The Lord blesses us with stillness.

During the snow, I stayed at home and enjoyed the Lord’s presence throughout each day. I slowed down, savoring each moment, talking with the Lord, thanking Him for His great love that sustains me in everything. I wasn’t dashing around to appointments, trying to complete my “to do” list. I got to experience what it says in Psalm 46:10: I got to be still and know that He is God.

That greater realization reminded me how the Lord has set us free from works. The literal translation of Psalm 46:10, NASB, is “Cease striving, and know that I am God.” We must quit working, trying to earn God’s favor. We don’t have to do anything because the work has already been done on the cross by Jesus. We can “let go” (of works) and “sink into, relax, and be quiet [rest]” in what Jesus has accomplished on our behalf. Those are the definitions of the original words for “cease striving” in the Bible.

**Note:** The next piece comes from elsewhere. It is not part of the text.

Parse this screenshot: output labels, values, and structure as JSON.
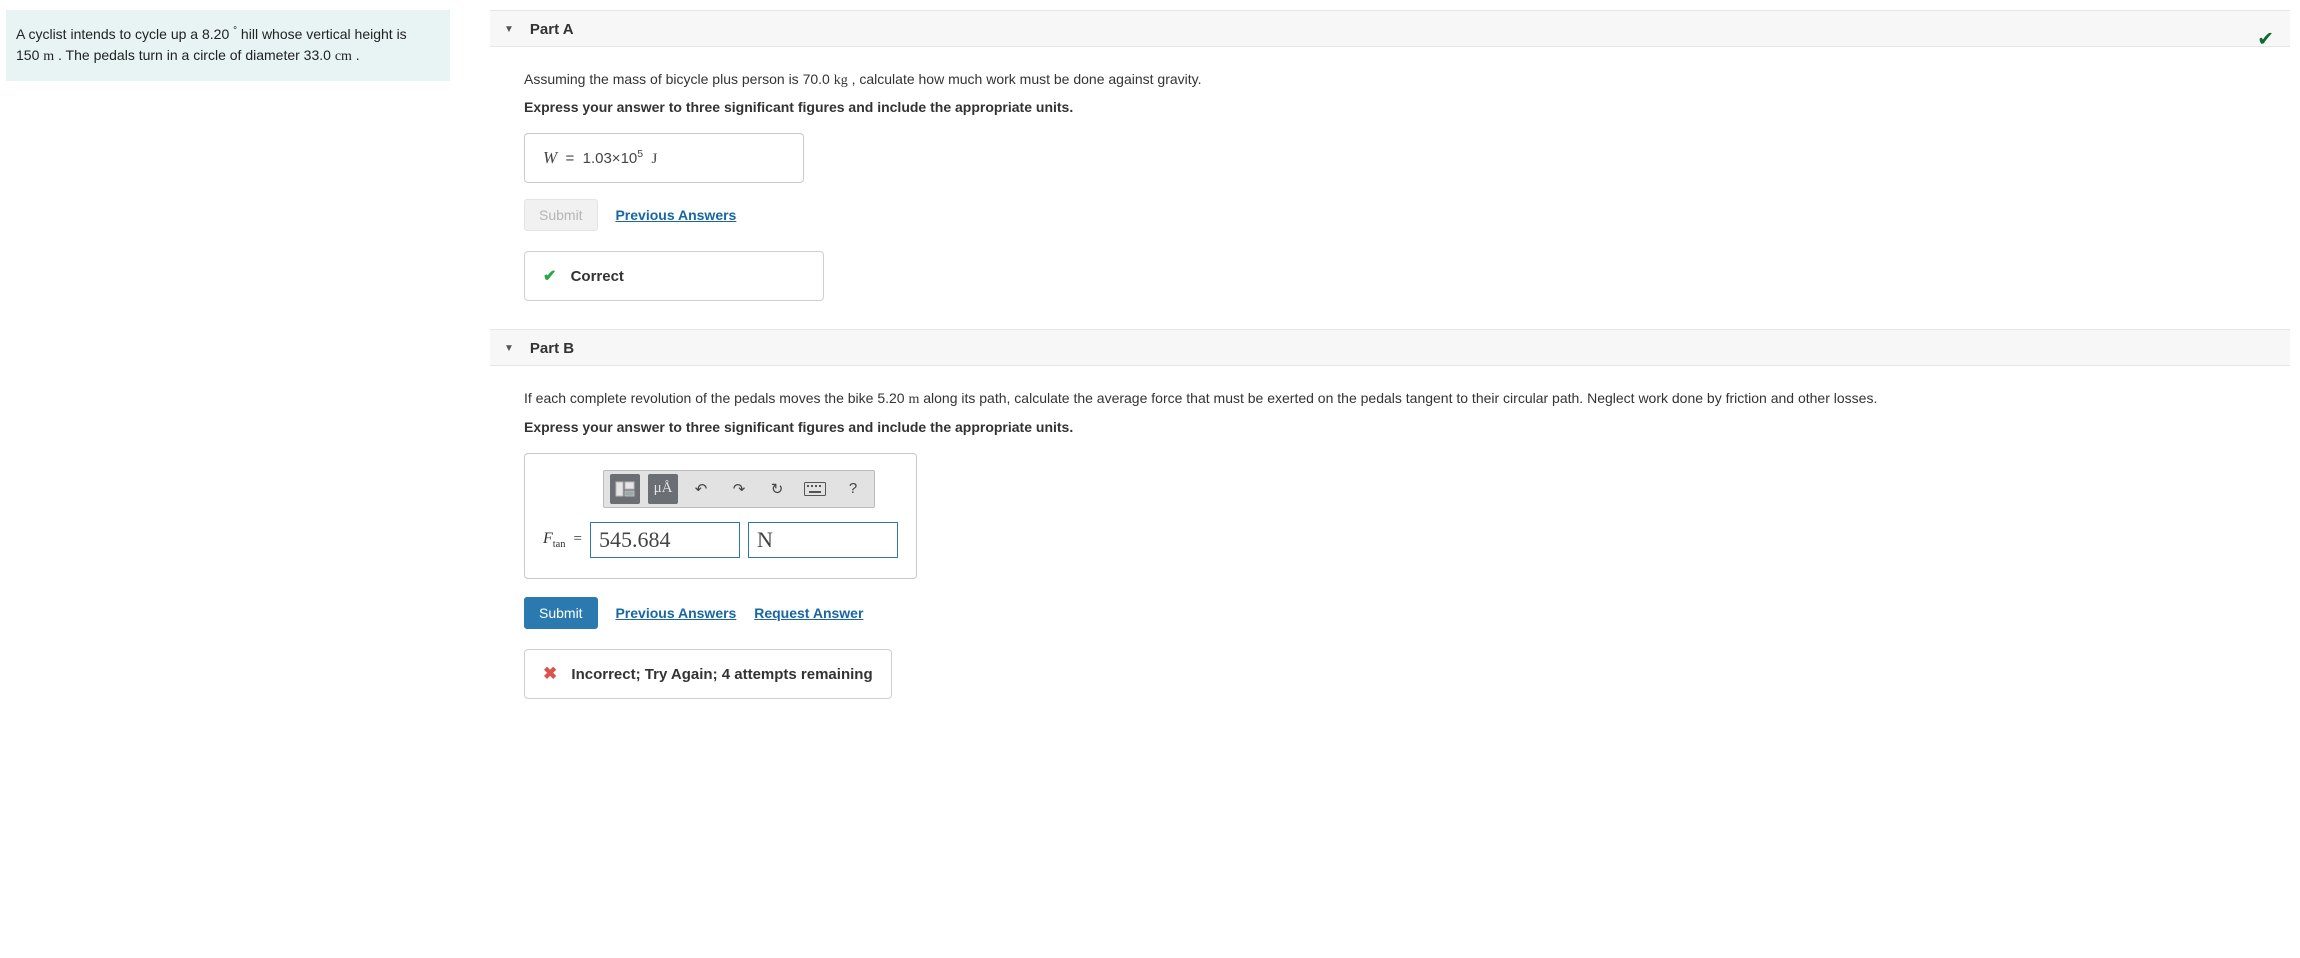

The Lord creates a beautiful, new landscape in the stillness.

As I watched the transformation in nature around me and in the atmosphere inside my home, I thanked God for the way He makes all things new. “Says the Lord, ‘Though your sins are as scarlet, they will be as white as snow; though they are red like crimson, they will be like wool” (Isaiah 1:18, NASB). Jesus’ sacrifice on the cross is enough to pay for our sins. His resurrection is proof that His payment was sufficient.

If we believe that truth, a special transaction occurs, and we are changed: “He made Him who knew no sin to be sin on our behalf, so that we might become the righteousness of God in Him” (2 Corinthians 5:21, NASB). We are forever changed, destined for a forever home with Jesus. We are blanketed with His righteousness, like the snow that covers the ground. “Therefore if anyone is in Christ, he is a new creature; the old things passed away; behold, new things have come” (2 Corinthians 5:17, NASB).

The Lord allows us to delight in Him.

I was stopped from working during the snow. It was a season of rest and restoration. In the same way, each of us can continually enjoy a rest from “works,” trying to earn the Lord’s love and approval. We are loved and approved in Jesus. We are accepted in the beloved (Ephesians 1:6, KJV), and no one can snatch us out of His hand (John 10-28-29, NASB). We can admit we need Him, receive Him, and choose to live the rest of our lives under His leadership.

Instead of working, we now get to delight in the Lord and what He has accomplished for us. We can rest from works and rejoice in the work that Jesus did on our behalf. “So there remains a Sabbath rest for the people of God. For the one who has entered His rest has himself also rested from his works, as God did from His” (Hebrews 4:9-10, NASB). We don’t approach a holy God based on our own works, but on the completed work of Jesus. When we do, we find ourselves delighting in the Lord—even more so than the beauty of new-fallen snow!

Question: Have you allowed the Lord to free you from working to please Him? Have you accepted His free gift of new life in Jesus? Comment at the link below.

Visit Susan’s website:

Susan Jane King